Lines with the word "title" are the answer; copy each of them from the data below.

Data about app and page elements

.....

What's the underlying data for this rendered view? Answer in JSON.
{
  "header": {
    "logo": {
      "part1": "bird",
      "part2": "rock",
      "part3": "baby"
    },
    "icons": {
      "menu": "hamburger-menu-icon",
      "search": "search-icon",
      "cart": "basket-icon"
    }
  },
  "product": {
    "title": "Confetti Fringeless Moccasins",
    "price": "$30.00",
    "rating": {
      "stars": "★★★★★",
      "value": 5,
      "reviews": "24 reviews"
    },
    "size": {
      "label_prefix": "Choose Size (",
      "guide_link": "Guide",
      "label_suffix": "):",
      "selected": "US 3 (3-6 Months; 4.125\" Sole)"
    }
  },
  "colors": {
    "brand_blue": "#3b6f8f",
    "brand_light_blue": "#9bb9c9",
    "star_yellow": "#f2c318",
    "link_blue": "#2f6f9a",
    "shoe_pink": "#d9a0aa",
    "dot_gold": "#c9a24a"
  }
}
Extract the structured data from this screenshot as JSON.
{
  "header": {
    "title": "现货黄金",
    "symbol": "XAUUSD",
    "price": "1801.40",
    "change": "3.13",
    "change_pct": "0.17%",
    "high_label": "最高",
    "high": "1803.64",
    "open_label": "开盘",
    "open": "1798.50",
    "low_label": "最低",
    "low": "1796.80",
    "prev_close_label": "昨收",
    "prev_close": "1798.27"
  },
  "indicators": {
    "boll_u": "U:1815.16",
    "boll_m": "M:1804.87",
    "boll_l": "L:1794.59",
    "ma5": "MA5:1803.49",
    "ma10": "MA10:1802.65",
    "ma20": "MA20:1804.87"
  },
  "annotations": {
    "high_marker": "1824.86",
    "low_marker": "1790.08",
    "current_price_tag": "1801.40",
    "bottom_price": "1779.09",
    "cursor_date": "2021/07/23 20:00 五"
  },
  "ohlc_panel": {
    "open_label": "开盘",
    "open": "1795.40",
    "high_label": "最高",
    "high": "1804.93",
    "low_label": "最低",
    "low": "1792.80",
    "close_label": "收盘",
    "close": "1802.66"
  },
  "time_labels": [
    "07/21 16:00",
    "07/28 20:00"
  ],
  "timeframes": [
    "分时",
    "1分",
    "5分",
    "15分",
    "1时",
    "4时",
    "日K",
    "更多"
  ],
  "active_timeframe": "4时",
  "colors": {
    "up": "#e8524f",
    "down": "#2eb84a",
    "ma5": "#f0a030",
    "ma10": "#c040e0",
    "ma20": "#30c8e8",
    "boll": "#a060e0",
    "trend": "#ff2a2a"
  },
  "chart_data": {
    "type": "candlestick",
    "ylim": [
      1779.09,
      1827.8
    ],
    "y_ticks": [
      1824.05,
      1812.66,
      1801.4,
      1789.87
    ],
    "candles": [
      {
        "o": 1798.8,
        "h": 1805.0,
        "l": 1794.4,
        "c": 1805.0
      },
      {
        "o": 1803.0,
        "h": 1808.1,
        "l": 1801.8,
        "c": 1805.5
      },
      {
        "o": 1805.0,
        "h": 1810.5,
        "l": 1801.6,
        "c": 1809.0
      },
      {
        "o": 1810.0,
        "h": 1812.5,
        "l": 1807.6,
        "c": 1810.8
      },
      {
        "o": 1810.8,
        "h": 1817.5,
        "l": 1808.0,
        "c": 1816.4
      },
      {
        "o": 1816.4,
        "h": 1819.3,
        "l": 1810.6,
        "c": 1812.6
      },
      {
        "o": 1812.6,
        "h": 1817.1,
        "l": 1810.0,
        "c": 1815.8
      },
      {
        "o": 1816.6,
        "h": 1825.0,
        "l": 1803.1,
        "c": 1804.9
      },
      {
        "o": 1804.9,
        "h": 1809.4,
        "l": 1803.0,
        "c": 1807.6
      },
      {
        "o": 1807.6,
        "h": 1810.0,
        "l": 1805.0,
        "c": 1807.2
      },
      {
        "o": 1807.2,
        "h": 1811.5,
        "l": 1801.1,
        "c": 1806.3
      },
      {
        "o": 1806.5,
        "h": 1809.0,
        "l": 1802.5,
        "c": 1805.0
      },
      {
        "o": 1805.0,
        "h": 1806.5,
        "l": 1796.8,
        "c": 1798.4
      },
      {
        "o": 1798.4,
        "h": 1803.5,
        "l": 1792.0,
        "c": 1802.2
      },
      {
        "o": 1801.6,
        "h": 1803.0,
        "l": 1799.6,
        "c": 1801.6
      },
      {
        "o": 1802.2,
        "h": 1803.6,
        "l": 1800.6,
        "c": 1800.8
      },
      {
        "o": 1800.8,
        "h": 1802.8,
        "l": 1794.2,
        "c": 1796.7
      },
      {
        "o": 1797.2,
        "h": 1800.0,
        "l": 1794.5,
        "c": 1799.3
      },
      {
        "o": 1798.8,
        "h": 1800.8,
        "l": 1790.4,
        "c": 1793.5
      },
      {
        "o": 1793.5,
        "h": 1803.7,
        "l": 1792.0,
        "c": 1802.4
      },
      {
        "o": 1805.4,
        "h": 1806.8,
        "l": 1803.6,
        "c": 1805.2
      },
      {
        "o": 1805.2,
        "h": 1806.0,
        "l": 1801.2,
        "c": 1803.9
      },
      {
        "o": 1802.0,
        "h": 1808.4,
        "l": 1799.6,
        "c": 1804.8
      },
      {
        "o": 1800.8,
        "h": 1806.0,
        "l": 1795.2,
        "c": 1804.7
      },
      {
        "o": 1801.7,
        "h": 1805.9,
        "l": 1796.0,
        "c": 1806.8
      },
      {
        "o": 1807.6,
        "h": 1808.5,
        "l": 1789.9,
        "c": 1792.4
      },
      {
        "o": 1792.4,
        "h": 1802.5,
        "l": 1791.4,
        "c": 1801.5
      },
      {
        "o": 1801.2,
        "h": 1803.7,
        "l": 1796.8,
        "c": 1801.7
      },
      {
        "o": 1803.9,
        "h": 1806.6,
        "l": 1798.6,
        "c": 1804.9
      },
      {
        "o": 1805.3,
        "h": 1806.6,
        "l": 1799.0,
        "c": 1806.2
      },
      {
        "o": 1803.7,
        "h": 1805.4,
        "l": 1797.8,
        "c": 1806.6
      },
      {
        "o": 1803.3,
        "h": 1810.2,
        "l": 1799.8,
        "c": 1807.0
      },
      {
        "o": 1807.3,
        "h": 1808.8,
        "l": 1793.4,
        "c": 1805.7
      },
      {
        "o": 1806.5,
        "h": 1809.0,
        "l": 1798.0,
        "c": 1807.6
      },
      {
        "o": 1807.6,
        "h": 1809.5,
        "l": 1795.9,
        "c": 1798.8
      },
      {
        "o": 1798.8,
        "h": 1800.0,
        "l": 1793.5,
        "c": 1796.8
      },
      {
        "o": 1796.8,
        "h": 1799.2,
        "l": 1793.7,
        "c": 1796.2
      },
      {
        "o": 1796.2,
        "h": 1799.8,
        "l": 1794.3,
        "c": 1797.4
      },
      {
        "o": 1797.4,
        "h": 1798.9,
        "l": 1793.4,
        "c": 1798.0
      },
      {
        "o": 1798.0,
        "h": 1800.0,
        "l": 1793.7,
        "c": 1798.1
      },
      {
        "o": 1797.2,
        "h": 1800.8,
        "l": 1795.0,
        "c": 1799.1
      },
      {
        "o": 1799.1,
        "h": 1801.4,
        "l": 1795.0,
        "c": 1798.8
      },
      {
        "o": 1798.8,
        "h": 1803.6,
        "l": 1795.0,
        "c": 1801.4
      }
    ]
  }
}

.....

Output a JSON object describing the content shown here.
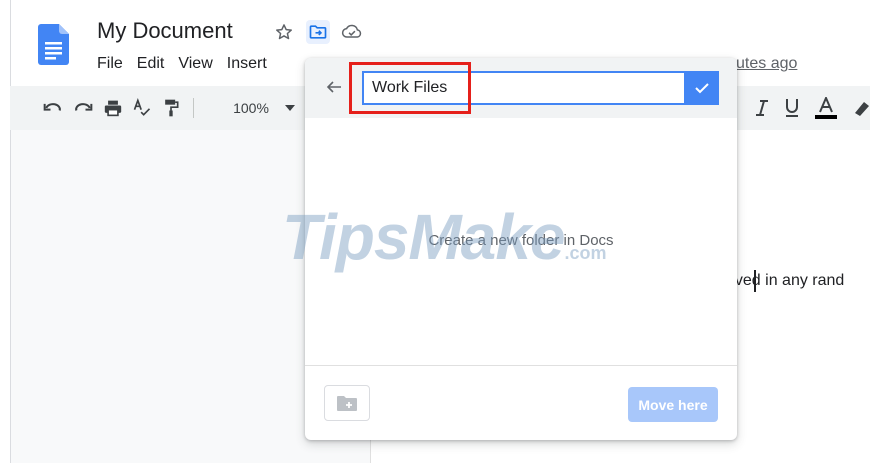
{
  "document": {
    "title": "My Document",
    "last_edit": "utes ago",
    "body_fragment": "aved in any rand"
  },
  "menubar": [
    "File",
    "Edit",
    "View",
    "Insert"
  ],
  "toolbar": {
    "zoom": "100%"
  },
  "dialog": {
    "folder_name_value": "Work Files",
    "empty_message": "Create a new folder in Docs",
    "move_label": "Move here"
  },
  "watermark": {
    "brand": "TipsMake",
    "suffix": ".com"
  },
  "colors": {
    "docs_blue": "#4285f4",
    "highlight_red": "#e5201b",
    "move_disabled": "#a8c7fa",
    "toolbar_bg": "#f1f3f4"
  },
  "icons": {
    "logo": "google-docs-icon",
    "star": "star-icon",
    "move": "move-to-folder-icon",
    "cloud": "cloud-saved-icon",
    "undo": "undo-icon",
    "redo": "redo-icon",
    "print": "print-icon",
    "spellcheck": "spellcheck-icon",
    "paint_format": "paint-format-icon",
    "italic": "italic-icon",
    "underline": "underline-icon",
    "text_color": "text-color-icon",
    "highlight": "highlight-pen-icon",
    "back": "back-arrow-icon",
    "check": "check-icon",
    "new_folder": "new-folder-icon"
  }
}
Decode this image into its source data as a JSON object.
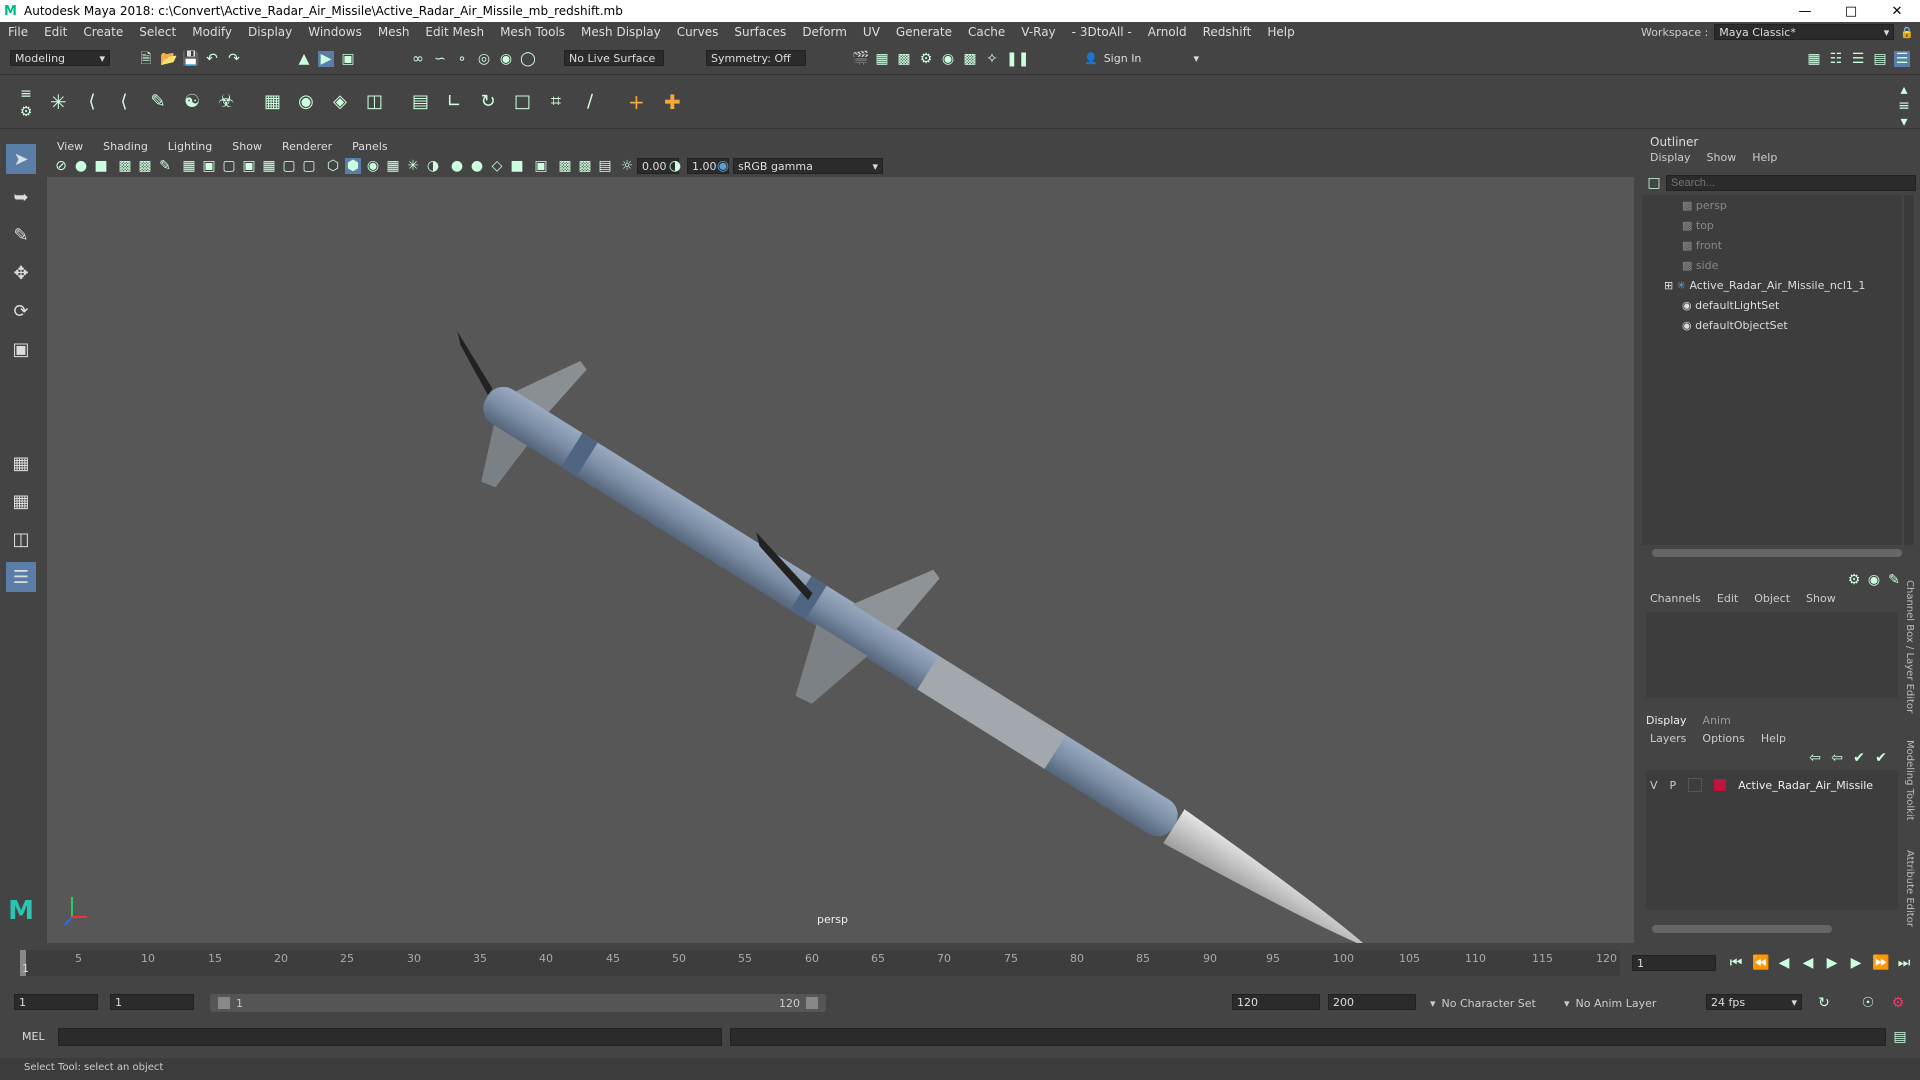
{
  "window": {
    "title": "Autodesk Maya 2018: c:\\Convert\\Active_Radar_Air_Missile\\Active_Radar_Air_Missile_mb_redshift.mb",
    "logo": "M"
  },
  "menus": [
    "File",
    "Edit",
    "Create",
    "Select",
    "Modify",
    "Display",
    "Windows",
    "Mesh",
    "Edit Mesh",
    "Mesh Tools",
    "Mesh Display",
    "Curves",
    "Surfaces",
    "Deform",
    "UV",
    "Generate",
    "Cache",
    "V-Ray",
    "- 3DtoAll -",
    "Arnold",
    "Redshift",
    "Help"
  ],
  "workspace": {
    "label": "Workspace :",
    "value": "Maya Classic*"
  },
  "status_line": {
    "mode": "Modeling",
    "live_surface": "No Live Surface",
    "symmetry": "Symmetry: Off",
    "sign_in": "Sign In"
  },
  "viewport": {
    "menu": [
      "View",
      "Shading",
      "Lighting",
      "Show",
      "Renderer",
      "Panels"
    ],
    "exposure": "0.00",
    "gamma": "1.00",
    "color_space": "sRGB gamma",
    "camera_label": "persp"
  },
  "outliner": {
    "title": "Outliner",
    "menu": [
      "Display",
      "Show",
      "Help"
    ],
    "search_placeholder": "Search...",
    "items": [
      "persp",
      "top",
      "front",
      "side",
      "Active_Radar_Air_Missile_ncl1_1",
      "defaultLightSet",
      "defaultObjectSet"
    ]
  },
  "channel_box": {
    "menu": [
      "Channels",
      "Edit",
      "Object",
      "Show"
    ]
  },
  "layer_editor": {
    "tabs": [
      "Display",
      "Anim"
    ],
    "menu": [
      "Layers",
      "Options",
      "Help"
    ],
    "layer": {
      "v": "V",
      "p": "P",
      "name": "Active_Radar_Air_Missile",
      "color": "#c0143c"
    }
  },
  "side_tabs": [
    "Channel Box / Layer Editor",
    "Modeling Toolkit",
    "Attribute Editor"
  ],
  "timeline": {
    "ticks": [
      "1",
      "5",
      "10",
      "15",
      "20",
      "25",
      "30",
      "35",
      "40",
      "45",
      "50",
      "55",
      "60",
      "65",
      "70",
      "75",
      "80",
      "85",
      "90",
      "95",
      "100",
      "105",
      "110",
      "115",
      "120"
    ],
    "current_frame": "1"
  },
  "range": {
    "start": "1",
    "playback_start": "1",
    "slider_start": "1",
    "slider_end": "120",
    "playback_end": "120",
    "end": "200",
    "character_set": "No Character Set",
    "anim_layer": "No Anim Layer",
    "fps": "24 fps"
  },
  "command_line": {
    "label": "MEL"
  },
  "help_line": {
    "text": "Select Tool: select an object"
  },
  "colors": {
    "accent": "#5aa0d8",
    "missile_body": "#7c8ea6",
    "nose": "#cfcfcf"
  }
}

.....

= Answer to the problem =
    "title": "Confetti Fringeless Moccasins",
    "title": "现货黄金",
    "title": "My Document",
    "title": "Autodesk Maya 2018: c:\\Convert\\Active_Radar_Air_Missile\\Active_Radar_Air_Missile_mb_redshift.mb",
    "title": "Outliner",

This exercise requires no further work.